## Your objective
Output all the entries below. Each must match exactly.

*** Opening Source data ***

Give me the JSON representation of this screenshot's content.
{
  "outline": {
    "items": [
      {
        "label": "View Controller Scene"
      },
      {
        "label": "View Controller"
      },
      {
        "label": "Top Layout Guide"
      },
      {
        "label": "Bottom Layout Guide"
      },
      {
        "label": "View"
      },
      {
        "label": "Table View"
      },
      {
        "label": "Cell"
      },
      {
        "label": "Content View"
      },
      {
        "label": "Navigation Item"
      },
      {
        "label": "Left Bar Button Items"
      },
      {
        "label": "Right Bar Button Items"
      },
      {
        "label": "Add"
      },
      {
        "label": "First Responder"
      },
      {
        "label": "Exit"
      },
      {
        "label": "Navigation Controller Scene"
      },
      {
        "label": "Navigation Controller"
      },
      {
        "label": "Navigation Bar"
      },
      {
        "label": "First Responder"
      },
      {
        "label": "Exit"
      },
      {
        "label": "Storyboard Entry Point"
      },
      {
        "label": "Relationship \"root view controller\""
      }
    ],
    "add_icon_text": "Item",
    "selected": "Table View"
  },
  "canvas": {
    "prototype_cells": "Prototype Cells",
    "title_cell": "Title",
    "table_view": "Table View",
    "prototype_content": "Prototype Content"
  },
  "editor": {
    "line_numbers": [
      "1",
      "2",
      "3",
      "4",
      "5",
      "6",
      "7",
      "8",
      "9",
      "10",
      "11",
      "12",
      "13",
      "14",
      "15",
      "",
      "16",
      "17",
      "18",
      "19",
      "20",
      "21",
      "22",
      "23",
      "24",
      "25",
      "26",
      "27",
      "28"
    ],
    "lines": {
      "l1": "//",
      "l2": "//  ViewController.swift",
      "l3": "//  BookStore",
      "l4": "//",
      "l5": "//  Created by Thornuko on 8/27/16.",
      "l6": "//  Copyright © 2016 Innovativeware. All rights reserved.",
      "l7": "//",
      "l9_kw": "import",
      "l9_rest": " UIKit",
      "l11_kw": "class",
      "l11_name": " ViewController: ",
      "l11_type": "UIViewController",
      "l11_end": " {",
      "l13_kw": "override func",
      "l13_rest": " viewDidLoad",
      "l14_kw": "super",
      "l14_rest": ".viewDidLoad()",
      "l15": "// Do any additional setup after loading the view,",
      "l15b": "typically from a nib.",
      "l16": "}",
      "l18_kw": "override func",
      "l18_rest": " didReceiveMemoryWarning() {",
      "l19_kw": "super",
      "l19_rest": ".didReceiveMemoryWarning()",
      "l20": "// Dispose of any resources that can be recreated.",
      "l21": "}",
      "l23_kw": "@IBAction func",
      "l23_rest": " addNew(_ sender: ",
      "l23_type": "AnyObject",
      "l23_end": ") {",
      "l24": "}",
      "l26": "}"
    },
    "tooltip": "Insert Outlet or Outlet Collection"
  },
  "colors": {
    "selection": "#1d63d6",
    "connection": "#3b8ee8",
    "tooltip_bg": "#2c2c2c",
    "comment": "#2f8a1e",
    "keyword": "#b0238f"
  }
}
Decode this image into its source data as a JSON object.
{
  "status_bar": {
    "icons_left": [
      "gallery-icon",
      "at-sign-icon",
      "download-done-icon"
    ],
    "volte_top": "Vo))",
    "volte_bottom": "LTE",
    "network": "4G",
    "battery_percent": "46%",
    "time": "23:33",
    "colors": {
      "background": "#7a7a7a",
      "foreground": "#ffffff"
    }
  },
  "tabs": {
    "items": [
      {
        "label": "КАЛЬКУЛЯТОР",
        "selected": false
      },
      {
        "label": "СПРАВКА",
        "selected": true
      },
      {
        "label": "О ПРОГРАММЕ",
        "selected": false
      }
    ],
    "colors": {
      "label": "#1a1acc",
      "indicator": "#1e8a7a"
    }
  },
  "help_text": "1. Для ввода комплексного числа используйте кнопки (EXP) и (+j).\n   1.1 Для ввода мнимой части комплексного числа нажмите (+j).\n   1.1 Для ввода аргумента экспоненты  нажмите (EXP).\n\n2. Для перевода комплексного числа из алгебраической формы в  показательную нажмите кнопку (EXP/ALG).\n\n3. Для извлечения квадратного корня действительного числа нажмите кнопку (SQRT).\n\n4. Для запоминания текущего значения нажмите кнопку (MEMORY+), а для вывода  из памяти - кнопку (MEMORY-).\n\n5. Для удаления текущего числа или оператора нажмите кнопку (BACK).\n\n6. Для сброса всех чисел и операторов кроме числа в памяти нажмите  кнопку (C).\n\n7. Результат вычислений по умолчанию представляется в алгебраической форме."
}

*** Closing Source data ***

## The completed task
Give me the JSON representation of this screenshot's content.
{
  "outline": {
    "items": [
      {
        "label": "View Controller Scene"
      },
      {
        "label": "View Controller"
      },
      {
        "label": "Top Layout Guide"
      },
      {
        "label": "Bottom Layout Guide"
      },
      {
        "label": "View"
      },
      {
        "label": "Table View"
      },
      {
        "label": "Cell"
      },
      {
        "label": "Content View"
      },
      {
        "label": "Navigation Item"
      },
      {
        "label": "Left Bar Button Items"
      },
      {
        "label": "Right Bar Button Items"
      },
      {
        "label": "Add"
      },
      {
        "label": "First Responder"
      },
      {
        "label": "Exit"
      },
      {
        "label": "Navigation Controller Scene"
      },
      {
        "label": "Navigation Controller"
      },
      {
        "label": "Navigation Bar"
      },
      {
        "label": "First Responder"
      },
      {
        "label": "Exit"
      },
      {
        "label": "Storyboard Entry Point"
      },
      {
        "label": "Relationship \"root view controller\""
      }
    ],
    "add_icon_text": "Item",
    "selected": "Table View"
  },
  "canvas": {
    "prototype_cells": "Prototype Cells",
    "title_cell": "Title",
    "table_view": "Table View",
    "prototype_content": "Prototype Content"
  },
  "editor": {
    "line_numbers": [
      "1",
      "2",
      "3",
      "4",
      "5",
      "6",
      "7",
      "8",
      "9",
      "10",
      "11",
      "12",
      "13",
      "14",
      "15",
      "",
      "16",
      "17",
      "18",
      "19",
      "20",
      "21",
      "22",
      "23",
      "24",
      "25",
      "26",
      "27",
      "28"
    ],
    "lines": {
      "l1": "//",
      "l2": "//  ViewController.swift",
      "l3": "//  BookStore",
      "l4": "//",
      "l5": "//  Created by Thornuko on 8/27/16.",
      "l6": "//  Copyright © 2016 Innovativeware. All rights reserved.",
      "l7": "//",
      "l9_kw": "import",
      "l9_rest": " UIKit",
      "l11_kw": "class",
      "l11_name": " ViewController: ",
      "l11_type": "UIViewController",
      "l11_end": " {",
      "l13_kw": "override func",
      "l13_rest": " viewDidLoad",
      "l14_kw": "super",
      "l14_rest": ".viewDidLoad()",
      "l15": "// Do any additional setup after loading the view,",
      "l15b": "typically from a nib.",
      "l16": "}",
      "l18_kw": "override func",
      "l18_rest": " didReceiveMemoryWarning() {",
      "l19_kw": "super",
      "l19_rest": ".didReceiveMemoryWarning()",
      "l20": "// Dispose of any resources that can be recreated.",
      "l21": "}",
      "l23_kw": "@IBAction func",
      "l23_rest": " addNew(_ sender: ",
      "l23_type": "AnyObject",
      "l23_end": ") {",
      "l24": "}",
      "l26": "}"
    },
    "tooltip": "Insert Outlet or Outlet Collection"
  },
  "colors": {
    "selection": "#1d63d6",
    "connection": "#3b8ee8",
    "tooltip_bg": "#2c2c2c",
    "comment": "#2f8a1e",
    "keyword": "#b0238f"
  }
}
Decode this image into its source data as a JSON object.
{
  "status_bar": {
    "icons_left": [
      "gallery-icon",
      "at-sign-icon",
      "download-done-icon"
    ],
    "volte_top": "Vo))",
    "volte_bottom": "LTE",
    "network": "4G",
    "battery_percent": "46%",
    "time": "23:33",
    "colors": {
      "background": "#7a7a7a",
      "foreground": "#ffffff"
    }
  },
  "tabs": {
    "items": [
      {
        "label": "КАЛЬКУЛЯТОР",
        "selected": false
      },
      {
        "label": "СПРАВКА",
        "selected": true
      },
      {
        "label": "О ПРОГРАММЕ",
        "selected": false
      }
    ],
    "colors": {
      "label": "#1a1acc",
      "indicator": "#1e8a7a"
    }
  },
  "help_text": "1. Для ввода комплексного числа используйте кнопки (EXP) и (+j).\n   1.1 Для ввода мнимой части комплексного числа нажмите (+j).\n   1.1 Для ввода аргумента экспоненты  нажмите (EXP).\n\n2. Для перевода комплексного числа из алгебраической формы в  показательную нажмите кнопку (EXP/ALG).\n\n3. Для извлечения квадратного корня действительного числа нажмите кнопку (SQRT).\n\n4. Для запоминания текущего значения нажмите кнопку (MEMORY+), а для вывода  из памяти - кнопку (MEMORY-).\n\n5. Для удаления текущего числа или оператора нажмите кнопку (BACK).\n\n6. Для сброса всех чисел и операторов кроме числа в памяти нажмите  кнопку (C).\n\n7. Результат вычислений по умолчанию представляется в алгебраической форме."
}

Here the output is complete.